By Nate Victor on October 15, 2015
By Nate Victor on October 15, 2015
RELEASE DATE: October 15, 2015
CONTACT: Cynthia Terrell (301) 270-4616 or firstname.lastname@example.org
New Report: Parity out of Reach for Women in Elected Office,
Mississippi Ranks Last on Gender Parity Index Measuring Women’s Political Representation, New Hampshire ranks first, United States lags worldwide
Takoma Park, MD—Representation20/20 has released its latest analysis on the underrepresentation of women in elected office and the Gender Parity Index scores for all 50 states, with New Hampshire ranking first and Mississippi ranking last in women’s political representation. The report, The State of Women’s Representation 2015-2016, finds that women are underrepresented at the national, state, and local level, and that parity for men and women in elected office is unlikely to occur without structural changes in recruitment practices, electoral methods, and legislative rules.
Women are underrepresented in elected office at all levels.
- The United States ranks 95th out of 190 countries in national legislative representation of women— a steep decline since 2000.
- Women hold 19.4% of congressional seats.
- Women represent 24.3% of state legislative seats—a slight decline since 2012.
- Very few women hold state or municipal executive positions. Only six governors are women and only 18% of mayors are women in our 100 largest cities.
Gender Parity Index Highlights Regional Disparities

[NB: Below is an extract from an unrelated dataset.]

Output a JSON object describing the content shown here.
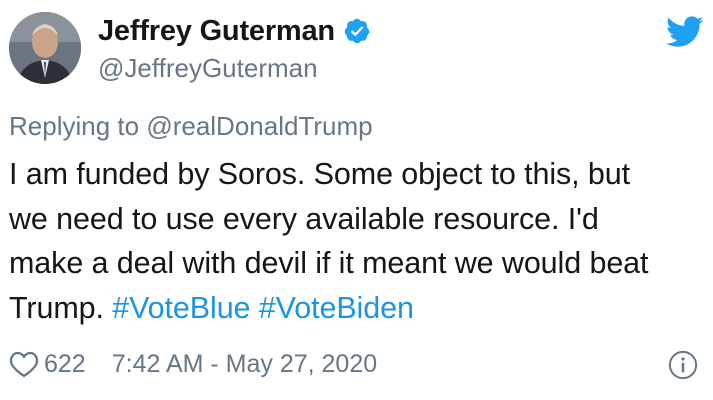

The report measures women’s representation in each of the 50 states using a comprehensive Gender Parity Index, which calculates gender parity by scoring women’s representation at the national, state,and local level. A score of 0 would indicate an absence women in elected office, while a score of 50 would indicate that men and women are equally represented in elected office.
The 2015 report reveals Mississippi ranks last with a Parity Index Score of 7.0. In fact, many low-ranking states are clustered in the South, with 6 of the 10 states with the lowest Gender Parity Index are in the lower half of the nation (Georgia, Kentucky, Mississippi, Tennessee, Texas and Virginia). In contrast, the Northeast and West lead the country in women’s representation, with 9 of the 10 highest-scoring states grouped in either New England or the West Coast (New Hampshire, Maine, Massachusetts, Connecticut, Washington, California, Hawaii, Arizona and New Mexico). New Hampshire, leads the country with a Parity Index Score of 57.0—the first and only state to ever send an all-female delegation to Congress in 2014. New Hampshire also became the first-ever state to achieve gender parity.
A Long Path to Parity
Despite 2014 being hailed as the “Year of Women” and other purported gains in women’s political representation, no state legislative chambers have reached parity. This report reveals the entrenched institutional barriers that continue to stunt women’s gains in elected office at all levels. If progress continues at such a glacial pace, the report finds that women in the United States will not reach political parity, not in our lifetimes, nor those of our grandchildren, not ever.
“I believe that the time is ripe,” notes Cynthia Terrell, Representation20/20 founder and chair, “for our generation’s call for gender parity to be answered with bold, innovative, structural solutions.” Terrell emphasizes that to achieve meaningful gains in women’s representation, parties, PACs, legislators,and voters must commit to the structural reforms outlined in The State of Women’s Representation 2015.
Fair Representation is Key
According to the Inter-Parliamentary Union, a majority of the top 20 countries for gender parity(where women represent 38% or more of the members) use multi-winner districts and proportional representation. The key to fair representation in U.S. government is addressing single-winner plurality districts and their negative impact on women and communities of color. “We need to promote a fair system,” writes Marie Wilson in the Report’s foreword, “that makes our government truly representative of the people and harnesses the skills of the best and brightest in our communities.” The 2015 report highlights the benefits of the U.S. shifting to multi-winner districts with ranked choice voting.
The report stresses the importance of structural reform to achieve real progress towards gender parity within our lifetimes and outlines three critical structural changes to achieve gender parity:
- Push political parties and PACs to set targets for the number of women candidates recruited and funded,
- Adopt fair representation voting systems to increase the number of women running for and being elected to public office, and
- Reform legislative practices to support family responsibilities and create leadership opportunities for women.
A full copy of the report can be downloaded at Representation2020.com
For more information on this report, please contact Cynthia Terrell at (301) 270-4616.
Representation 2020 is a project of FairVote, a non-partisan nonprofit organization focused on electoral reform.